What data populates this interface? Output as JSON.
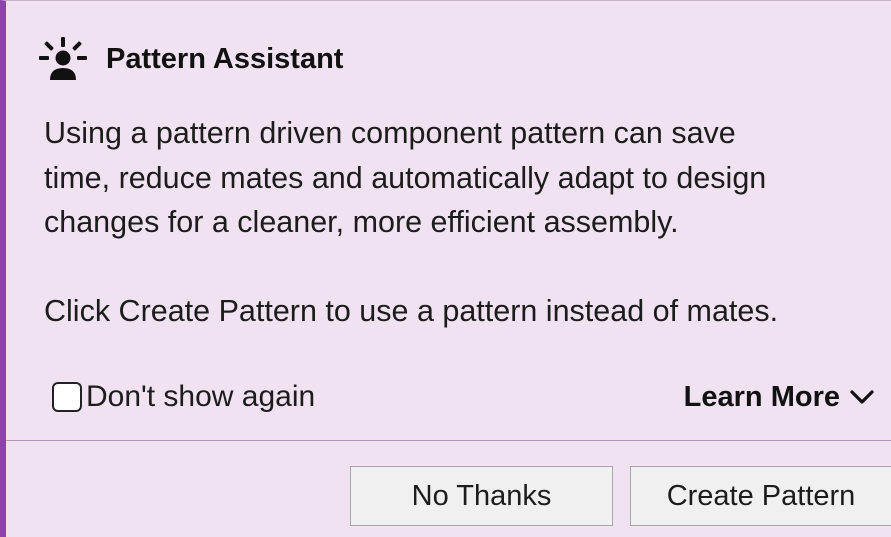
{
  "assistant": {
    "title": "Pattern Assistant",
    "icon": "lightbulb-person-icon",
    "message_lines": [
      "Using a pattern driven component pattern can save",
      "time, reduce mates and automatically adapt to design",
      "changes for a cleaner, more efficient assembly."
    ],
    "instruction": "Click Create Pattern to use a pattern instead of mates.",
    "dont_show_label": "Don't show again",
    "dont_show_checked": false,
    "learn_more_label": "Learn More",
    "no_thanks_label": "No Thanks",
    "create_pattern_label": "Create Pattern"
  },
  "colors": {
    "background": "#f1e2f2",
    "accent_border": "#8e44a6",
    "button_background": "#f0f0f0"
  }
}
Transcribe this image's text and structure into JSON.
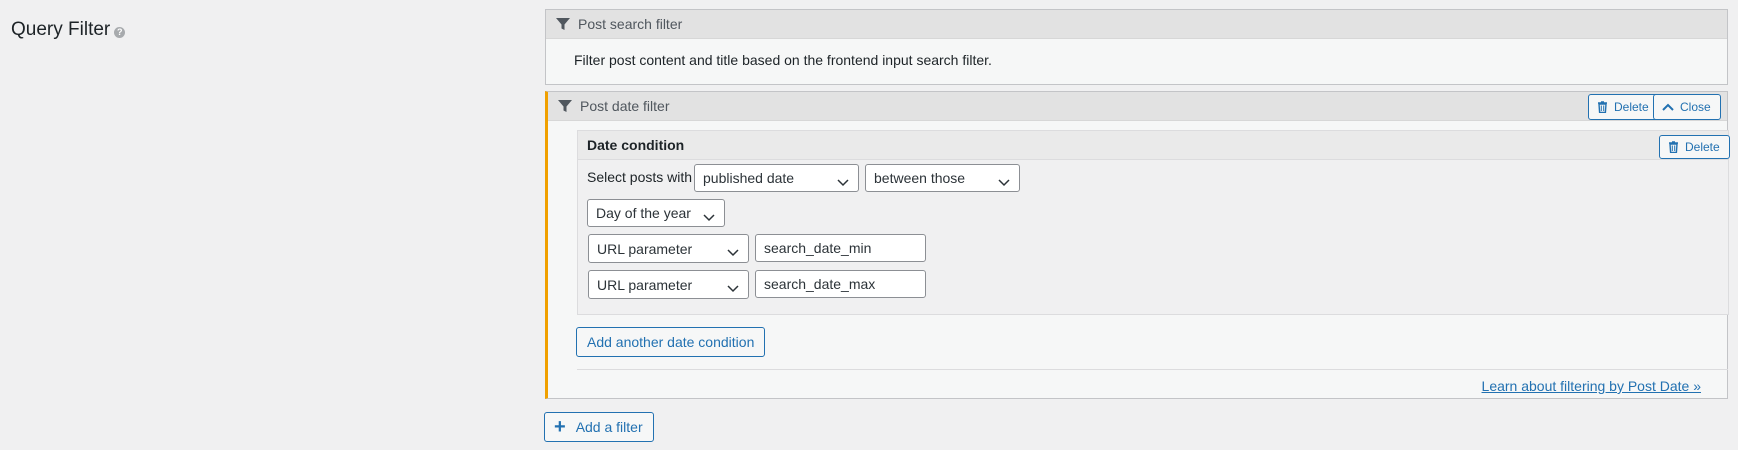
{
  "section": {
    "title": "Query Filter",
    "help_icon": "question-icon"
  },
  "filters": [
    {
      "title": "Post search filter",
      "icon": "filter-icon",
      "description": "Filter post content and title based on the frontend input search filter."
    },
    {
      "title": "Post date filter",
      "icon": "filter-icon",
      "delete_label": "Delete",
      "close_label": "Close",
      "condition": {
        "title": "Date condition",
        "delete_label": "Delete",
        "select_label": "Select posts with",
        "date_field": "published date",
        "comparison": "between those",
        "granularity": "Day of the year",
        "min": {
          "source": "URL parameter",
          "value": "search_date_min"
        },
        "max": {
          "source": "URL parameter",
          "value": "search_date_max"
        }
      },
      "add_condition_label": "Add another date condition",
      "learn_link": "Learn about filtering by Post Date »"
    }
  ],
  "add_filter_label": "Add a filter",
  "colors": {
    "accent": "#2271b1",
    "active_border": "#f0a000"
  }
}
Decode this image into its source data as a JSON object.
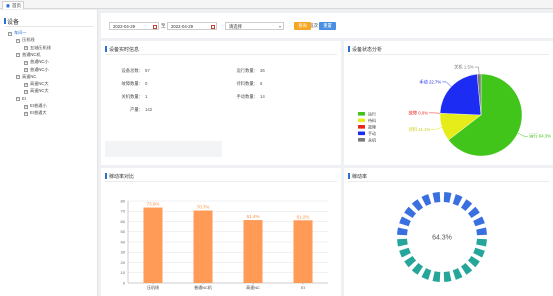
{
  "tabs": {
    "home": "首页"
  },
  "sidebar": {
    "title": "设备",
    "tree": [
      {
        "label": "车间一",
        "level": 0,
        "box": "−"
      },
      {
        "label": "压机线",
        "level": 1,
        "box": "−"
      },
      {
        "label": "五轴压机线",
        "level": 2,
        "box": "+"
      },
      {
        "label": "普通NC机",
        "level": 1,
        "box": "−"
      },
      {
        "label": "普通NC小",
        "level": 2,
        "box": "+"
      },
      {
        "label": "普通NC小",
        "level": 2,
        "box": "+"
      },
      {
        "label": "高速NC",
        "level": 1,
        "box": "−"
      },
      {
        "label": "高速NC大",
        "level": 2,
        "box": "+"
      },
      {
        "label": "高速NC大",
        "level": 2,
        "box": "+"
      },
      {
        "label": "EI",
        "level": 1,
        "box": "−"
      },
      {
        "label": "EI普通小",
        "level": 2,
        "box": "+"
      },
      {
        "label": "EI普通大",
        "level": 2,
        "box": "+"
      }
    ]
  },
  "toolbar": {
    "date_from": "2022-04-29",
    "to_label": "至",
    "date_to": "2022-04-29",
    "shift_label": "班次：",
    "shift_value": "请选择",
    "query_label": "查询",
    "reset_label": "重置"
  },
  "realtime": {
    "title": "设备实时信息",
    "stats": [
      {
        "key": "设备总数：",
        "value": "57"
      },
      {
        "key": "运行数量：",
        "value": "36"
      },
      {
        "key": "故障数量：",
        "value": "0"
      },
      {
        "key": "待料数量：",
        "value": "6"
      },
      {
        "key": "关机数量：",
        "value": "1"
      },
      {
        "key": "手动数量：",
        "value": "14"
      },
      {
        "key": "产量：",
        "value": "142"
      }
    ]
  },
  "status": {
    "title": "设备状态分析",
    "legend": [
      "运行",
      "待料",
      "故障",
      "手动",
      "关机"
    ]
  },
  "rate_bar": {
    "title": "稼动率对比"
  },
  "rate_ring": {
    "title": "稼动率",
    "value_label": "64.3%"
  },
  "colors": {
    "accent": "#2c6fd6",
    "bar": "#ff9a57",
    "run": "#41c51a",
    "wait": "#e6ec1a",
    "fault": "#e8261a",
    "manual": "#1c2cf2",
    "off": "#7a7a7a"
  },
  "chart_data": [
    {
      "type": "pie",
      "title": "设备状态分析",
      "slices": [
        {
          "name": "运行",
          "value": 64.3,
          "label": "运行 64.3%"
        },
        {
          "name": "待料",
          "value": 11.1,
          "label": "待料 11.1%"
        },
        {
          "name": "故障",
          "value": 0.0,
          "label": "故障 0.0%"
        },
        {
          "name": "手动",
          "value": 22.7,
          "label": "手动 22.7%"
        },
        {
          "name": "关机",
          "value": 1.5,
          "label": "关机 1.5%"
        }
      ],
      "legend": "left"
    },
    {
      "type": "bar",
      "title": "稼动率对比",
      "categories": [
        "压机线",
        "普通NC机",
        "高速NC",
        "EI"
      ],
      "values": [
        73.6,
        70.7,
        61.4,
        61.2
      ],
      "data_labels": [
        "73.6%",
        "70.7%",
        "61.4%",
        "61.2%"
      ],
      "yticks": [
        "0",
        "10",
        "20",
        "30",
        "40",
        "50",
        "60",
        "70",
        "80"
      ],
      "ylim": [
        0,
        80
      ],
      "grid": true
    },
    {
      "type": "gauge",
      "title": "稼动率",
      "value": 64.3,
      "label": "64.3%",
      "segments": 24
    }
  ]
}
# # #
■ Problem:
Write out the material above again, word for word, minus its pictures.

■ Response to the task:
What data populates this interface? Output as JSON.
{
  "assistant": {
    "title": "Pattern Assistant",
    "icon": "lightbulb-person-icon",
    "message_lines": [
      "Using a pattern driven component pattern can save",
      "time, reduce mates and automatically adapt to design",
      "changes for a cleaner, more efficient assembly."
    ],
    "instruction": "Click Create Pattern to use a pattern instead of mates.",
    "dont_show_label": "Don't show again",
    "dont_show_checked": false,
    "learn_more_label": "Learn More",
    "no_thanks_label": "No Thanks",
    "create_pattern_label": "Create Pattern"
  },
  "colors": {
    "background": "#f1e2f2",
    "accent_border": "#8e44a6",
    "button_background": "#f0f0f0"
  }
}
Transcribe this image's text and structure into JSON.
{
  "section": {
    "title": "Query Filter",
    "help_icon": "question-icon"
  },
  "filters": [
    {
      "title": "Post search filter",
      "icon": "filter-icon",
      "description": "Filter post content and title based on the frontend input search filter."
    },
    {
      "title": "Post date filter",
      "icon": "filter-icon",
      "delete_label": "Delete",
      "close_label": "Close",
      "condition": {
        "title": "Date condition",
        "delete_label": "Delete",
        "select_label": "Select posts with",
        "date_field": "published date",
        "comparison": "between those",
        "granularity": "Day of the year",
        "min": {
          "source": "URL parameter",
          "value": "search_date_min"
        },
        "max": {
          "source": "URL parameter",
          "value": "search_date_max"
        }
      },
      "add_condition_label": "Add another date condition",
      "learn_link": "Learn about filtering by Post Date »"
    }
  ],
  "add_filter_label": "Add a filter",
  "colors": {
    "accent": "#2271b1",
    "active_border": "#f0a000"
  }
}
Decode this image into its source data as a JSON object.
{
  "tabs": {
    "home": "首页"
  },
  "sidebar": {
    "title": "设备",
    "tree": [
      {
        "label": "车间一",
        "level": 0,
        "box": "−"
      },
      {
        "label": "压机线",
        "level": 1,
        "box": "−"
      },
      {
        "label": "五轴压机线",
        "level": 2,
        "box": "+"
      },
      {
        "label": "普通NC机",
        "level": 1,
        "box": "−"
      },
      {
        "label": "普通NC小",
        "level": 2,
        "box": "+"
      },
      {
        "label": "普通NC小",
        "level": 2,
        "box": "+"
      },
      {
        "label": "高速NC",
        "level": 1,
        "box": "−"
      },
      {
        "label": "高速NC大",
        "level": 2,
        "box": "+"
      },
      {
        "label": "高速NC大",
        "level": 2,
        "box": "+"
      },
      {
        "label": "EI",
        "level": 1,
        "box": "−"
      },
      {
        "label": "EI普通小",
        "level": 2,
        "box": "+"
      },
      {
        "label": "EI普通大",
        "level": 2,
        "box": "+"
      }
    ]
  },
  "toolbar": {
    "date_from": "2022-04-29",
    "to_label": "至",
    "date_to": "2022-04-29",
    "shift_label": "班次：",
    "shift_value": "请选择",
    "query_label": "查询",
    "reset_label": "重置"
  },
  "realtime": {
    "title": "设备实时信息",
    "stats": [
      {
        "key": "设备总数：",
        "value": "57"
      },
      {
        "key": "运行数量：",
        "value": "36"
      },
      {
        "key": "故障数量：",
        "value": "0"
      },
      {
        "key": "待料数量：",
        "value": "6"
      },
      {
        "key": "关机数量：",
        "value": "1"
      },
      {
        "key": "手动数量：",
        "value": "14"
      },
      {
        "key": "产量：",
        "value": "142"
      }
    ]
  },
  "status": {
    "title": "设备状态分析",
    "legend": [
      "运行",
      "待料",
      "故障",
      "手动",
      "关机"
    ]
  },
  "rate_bar": {
    "title": "稼动率对比"
  },
  "rate_ring": {
    "title": "稼动率",
    "value_label": "64.3%"
  },
  "colors": {
    "accent": "#2c6fd6",
    "bar": "#ff9a57",
    "run": "#41c51a",
    "wait": "#e6ec1a",
    "fault": "#e8261a",
    "manual": "#1c2cf2",
    "off": "#7a7a7a"
  },
  "chart_data": [
    {
      "type": "pie",
      "title": "设备状态分析",
      "slices": [
        {
          "name": "运行",
          "value": 64.3,
          "label": "运行 64.3%"
        },
        {
          "name": "待料",
          "value": 11.1,
          "label": "待料 11.1%"
        },
        {
          "name": "故障",
          "value": 0.0,
          "label": "故障 0.0%"
        },
        {
          "name": "手动",
          "value": 22.7,
          "label": "手动 22.7%"
        },
        {
          "name": "关机",
          "value": 1.5,
          "label": "关机 1.5%"
        }
      ],
      "legend": "left"
    },
    {
      "type": "bar",
      "title": "稼动率对比",
      "categories": [
        "压机线",
        "普通NC机",
        "高速NC",
        "EI"
      ],
      "values": [
        73.6,
        70.7,
        61.4,
        61.2
      ],
      "data_labels": [
        "73.6%",
        "70.7%",
        "61.4%",
        "61.2%"
      ],
      "yticks": [
        "0",
        "10",
        "20",
        "30",
        "40",
        "50",
        "60",
        "70",
        "80"
      ],
      "ylim": [
        0,
        80
      ],
      "grid": true
    },
    {
      "type": "gauge",
      "title": "稼动率",
      "value": 64.3,
      "label": "64.3%",
      "segments": 24
    }
  ]
}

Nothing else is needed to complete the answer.